The actress — who has spent the last four years growing her Flower beauty label — sat down with her father-in-law Arie Kopelman, the former Chanel chief at Financo’s CEO Forum 2016 on Monday. Barrymore talked about what she has learned so far and future aspirations for her brand.
On taking a break from acting: “[Right now] I don’t want to be on a film set from 5 a.m. to midnight. I can be a businesswoman who wakes up with my kids, and has some free days here and there and spends the weekends with them…When my kids are 16 and slamming the door in my face, maybe I’ll think about going back to film. It’s been so good to me and the power of film goes back to storytelling. You’ve got one life and it would be great to live a couple of different lives.”
On creating brand loyalty: “It really does come down to the product. You try to invite them in through the images and packaging. Women are tactile creatures. We do know the difference. Reviews are important, social media, creating a good marketing campaign. It really comes down to the formula at the end of the day.”
On being authentic: “The word authentic has become a dirty word. In the 2000s, it was organic. Everyone hated organic. But authentic is the best word to describe when someone is being themselves and being personally invested. You can see that with things like the Honest Co. or Gwyneth Palthrow with Goop. You can tell it’s not celebrity name-slapping.”

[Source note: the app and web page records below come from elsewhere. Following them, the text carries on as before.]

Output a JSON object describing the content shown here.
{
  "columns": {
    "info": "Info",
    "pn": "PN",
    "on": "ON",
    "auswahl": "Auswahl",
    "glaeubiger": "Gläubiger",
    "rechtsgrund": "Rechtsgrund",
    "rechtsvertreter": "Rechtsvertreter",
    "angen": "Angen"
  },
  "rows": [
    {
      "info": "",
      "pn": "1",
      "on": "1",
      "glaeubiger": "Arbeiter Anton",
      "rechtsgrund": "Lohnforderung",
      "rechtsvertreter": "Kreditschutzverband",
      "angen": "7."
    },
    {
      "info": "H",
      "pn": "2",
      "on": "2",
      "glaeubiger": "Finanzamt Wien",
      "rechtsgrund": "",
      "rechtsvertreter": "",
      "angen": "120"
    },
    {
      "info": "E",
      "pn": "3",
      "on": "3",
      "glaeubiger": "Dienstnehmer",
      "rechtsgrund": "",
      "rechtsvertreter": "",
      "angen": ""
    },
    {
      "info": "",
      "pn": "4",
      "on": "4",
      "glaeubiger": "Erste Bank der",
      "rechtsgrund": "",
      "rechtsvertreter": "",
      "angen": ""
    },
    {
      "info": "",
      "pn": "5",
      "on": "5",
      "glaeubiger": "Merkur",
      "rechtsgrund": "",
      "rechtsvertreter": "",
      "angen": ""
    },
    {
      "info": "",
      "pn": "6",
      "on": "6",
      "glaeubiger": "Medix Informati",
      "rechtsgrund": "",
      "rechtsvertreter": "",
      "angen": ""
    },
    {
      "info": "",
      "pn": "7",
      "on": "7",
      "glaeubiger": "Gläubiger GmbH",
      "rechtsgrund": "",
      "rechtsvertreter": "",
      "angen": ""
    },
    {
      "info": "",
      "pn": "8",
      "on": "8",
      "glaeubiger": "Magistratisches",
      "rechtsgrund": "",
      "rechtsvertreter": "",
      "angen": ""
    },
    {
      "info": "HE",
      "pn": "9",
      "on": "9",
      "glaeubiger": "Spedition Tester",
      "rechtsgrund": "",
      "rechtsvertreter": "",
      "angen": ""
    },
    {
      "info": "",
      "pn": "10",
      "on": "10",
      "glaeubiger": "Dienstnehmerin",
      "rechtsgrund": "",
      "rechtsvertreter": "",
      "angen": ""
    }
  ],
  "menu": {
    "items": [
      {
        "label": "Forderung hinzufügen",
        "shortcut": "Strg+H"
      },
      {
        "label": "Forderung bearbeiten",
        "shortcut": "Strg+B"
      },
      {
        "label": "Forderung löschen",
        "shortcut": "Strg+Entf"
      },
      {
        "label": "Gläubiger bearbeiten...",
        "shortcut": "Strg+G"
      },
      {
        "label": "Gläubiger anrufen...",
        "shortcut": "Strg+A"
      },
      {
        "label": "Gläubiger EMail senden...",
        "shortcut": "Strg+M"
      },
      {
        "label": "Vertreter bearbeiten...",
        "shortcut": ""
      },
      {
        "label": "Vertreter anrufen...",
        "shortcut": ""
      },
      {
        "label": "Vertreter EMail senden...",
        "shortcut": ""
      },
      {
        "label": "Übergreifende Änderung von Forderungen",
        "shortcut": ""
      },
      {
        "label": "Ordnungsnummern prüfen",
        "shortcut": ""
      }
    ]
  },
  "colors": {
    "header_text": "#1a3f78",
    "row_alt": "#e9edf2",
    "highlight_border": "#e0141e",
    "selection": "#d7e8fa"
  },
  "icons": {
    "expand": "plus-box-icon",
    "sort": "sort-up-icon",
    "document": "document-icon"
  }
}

On deciding not to attach her name to her brand: “Putting your name on something is dangerous business. It might work initially but a woman probably gets more lost in something than someone. Eventually, I would love for other girls to step into the marketing.”
On the importance of listening and learning: “Learn from the pioneers you admire. Velcro yourself to them and figure out how they did it. Be inspired by them.”
On her exclusive partnership with Wal-Mart: “It’s been a very good relationship and we’ve spent our time trying to get it right there. It’s an incredible opportunity to launch a business in 1,600 doors. Now we’re in 4,000. It’s very difficult to find that kind of support and platform elsewhere. Now that we have e-commerce [separately] and will start to go internationally, we’ll start to expand as the years go by. But I didn’t want to screw this up. I wanted to get it right in the world’s biggest retailer. It’s like a marriage – you try to figure out what they bring to it and how they function.”